TASK ITEM: In the listing that follows, how many lines include the word "Range"? Only the number is wanted.

SUPPLIED ENTRIES:

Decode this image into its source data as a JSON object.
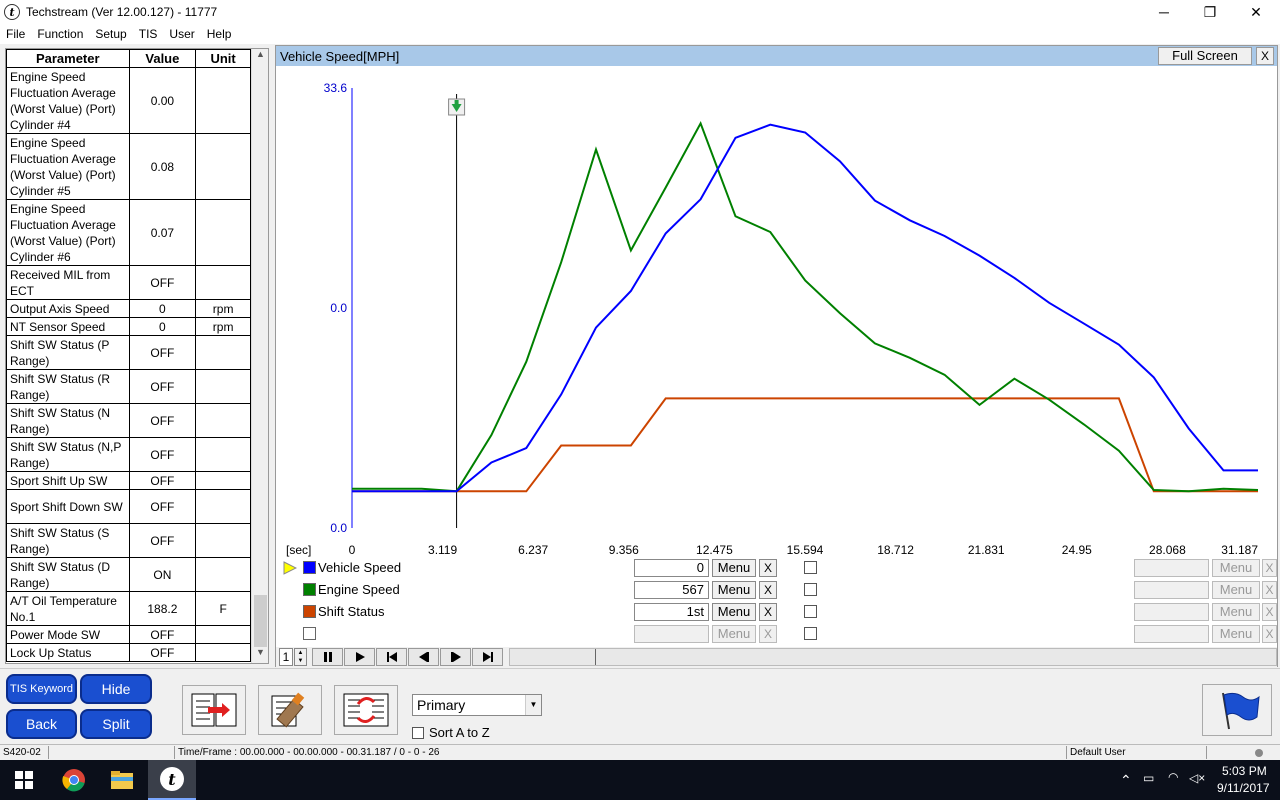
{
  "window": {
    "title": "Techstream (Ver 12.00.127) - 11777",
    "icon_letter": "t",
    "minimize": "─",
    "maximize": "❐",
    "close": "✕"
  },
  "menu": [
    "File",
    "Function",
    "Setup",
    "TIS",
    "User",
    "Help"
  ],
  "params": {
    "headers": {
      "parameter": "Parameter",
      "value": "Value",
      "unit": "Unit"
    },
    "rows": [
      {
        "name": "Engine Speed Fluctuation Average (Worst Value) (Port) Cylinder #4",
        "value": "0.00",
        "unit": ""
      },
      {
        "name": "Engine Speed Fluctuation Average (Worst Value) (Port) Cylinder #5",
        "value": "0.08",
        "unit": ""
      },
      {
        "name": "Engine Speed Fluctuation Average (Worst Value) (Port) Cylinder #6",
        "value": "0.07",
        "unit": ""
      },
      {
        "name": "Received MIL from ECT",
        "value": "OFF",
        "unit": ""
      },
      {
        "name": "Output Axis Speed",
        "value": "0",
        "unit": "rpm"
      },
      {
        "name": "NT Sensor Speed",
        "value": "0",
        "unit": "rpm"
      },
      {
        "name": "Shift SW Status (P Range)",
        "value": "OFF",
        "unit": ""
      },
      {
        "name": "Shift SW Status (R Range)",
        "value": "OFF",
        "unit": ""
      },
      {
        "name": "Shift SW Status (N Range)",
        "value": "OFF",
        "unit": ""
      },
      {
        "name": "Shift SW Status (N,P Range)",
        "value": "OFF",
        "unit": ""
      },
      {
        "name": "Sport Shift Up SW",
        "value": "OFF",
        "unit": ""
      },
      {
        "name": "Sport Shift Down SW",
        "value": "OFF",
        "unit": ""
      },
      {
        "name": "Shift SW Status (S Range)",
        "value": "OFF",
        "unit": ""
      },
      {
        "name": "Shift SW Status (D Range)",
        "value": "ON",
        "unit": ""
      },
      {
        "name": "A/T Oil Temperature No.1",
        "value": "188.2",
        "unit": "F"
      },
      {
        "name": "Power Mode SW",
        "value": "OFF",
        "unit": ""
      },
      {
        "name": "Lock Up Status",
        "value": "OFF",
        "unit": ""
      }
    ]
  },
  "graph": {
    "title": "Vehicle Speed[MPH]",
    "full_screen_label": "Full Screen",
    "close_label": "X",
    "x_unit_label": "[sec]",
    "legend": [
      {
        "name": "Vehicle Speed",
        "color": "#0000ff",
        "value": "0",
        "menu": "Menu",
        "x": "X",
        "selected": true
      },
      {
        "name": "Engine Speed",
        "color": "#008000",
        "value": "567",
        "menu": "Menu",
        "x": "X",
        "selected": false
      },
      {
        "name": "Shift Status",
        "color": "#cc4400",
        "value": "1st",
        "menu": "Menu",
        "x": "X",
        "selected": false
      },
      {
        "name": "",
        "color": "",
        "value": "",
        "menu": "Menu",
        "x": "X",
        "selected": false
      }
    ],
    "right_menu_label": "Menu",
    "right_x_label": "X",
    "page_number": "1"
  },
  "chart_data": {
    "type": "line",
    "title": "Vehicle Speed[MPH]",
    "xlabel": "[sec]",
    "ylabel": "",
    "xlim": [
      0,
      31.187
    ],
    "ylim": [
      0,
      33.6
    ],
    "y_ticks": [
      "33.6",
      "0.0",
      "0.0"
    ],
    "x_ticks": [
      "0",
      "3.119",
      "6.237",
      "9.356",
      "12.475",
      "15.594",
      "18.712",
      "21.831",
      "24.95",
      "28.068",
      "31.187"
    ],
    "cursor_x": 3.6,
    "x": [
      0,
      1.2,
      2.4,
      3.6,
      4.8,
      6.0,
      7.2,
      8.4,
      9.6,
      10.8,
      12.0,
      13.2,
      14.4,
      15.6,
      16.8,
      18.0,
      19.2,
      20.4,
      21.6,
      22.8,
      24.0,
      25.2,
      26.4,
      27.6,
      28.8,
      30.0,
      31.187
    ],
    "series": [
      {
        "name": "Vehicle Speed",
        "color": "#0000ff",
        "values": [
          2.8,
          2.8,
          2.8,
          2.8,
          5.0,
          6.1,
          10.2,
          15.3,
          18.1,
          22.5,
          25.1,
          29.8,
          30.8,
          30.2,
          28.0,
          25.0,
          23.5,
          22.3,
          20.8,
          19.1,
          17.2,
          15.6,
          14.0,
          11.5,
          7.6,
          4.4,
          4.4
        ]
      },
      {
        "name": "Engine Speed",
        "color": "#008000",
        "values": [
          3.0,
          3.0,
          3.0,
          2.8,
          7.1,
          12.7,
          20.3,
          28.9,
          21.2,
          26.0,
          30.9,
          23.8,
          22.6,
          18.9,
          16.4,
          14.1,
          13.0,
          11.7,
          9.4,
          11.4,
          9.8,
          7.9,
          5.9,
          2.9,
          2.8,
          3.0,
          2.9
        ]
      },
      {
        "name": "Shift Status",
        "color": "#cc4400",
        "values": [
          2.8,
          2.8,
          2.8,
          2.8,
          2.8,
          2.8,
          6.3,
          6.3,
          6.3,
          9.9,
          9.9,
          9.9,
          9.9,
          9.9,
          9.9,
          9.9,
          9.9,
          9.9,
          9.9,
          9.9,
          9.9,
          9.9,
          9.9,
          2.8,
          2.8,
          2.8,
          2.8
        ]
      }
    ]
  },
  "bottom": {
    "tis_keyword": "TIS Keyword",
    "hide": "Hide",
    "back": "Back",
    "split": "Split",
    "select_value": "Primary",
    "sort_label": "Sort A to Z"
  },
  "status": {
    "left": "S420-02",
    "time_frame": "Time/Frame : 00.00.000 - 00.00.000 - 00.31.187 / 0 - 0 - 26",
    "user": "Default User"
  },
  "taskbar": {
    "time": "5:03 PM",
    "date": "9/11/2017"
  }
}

REPLY: 6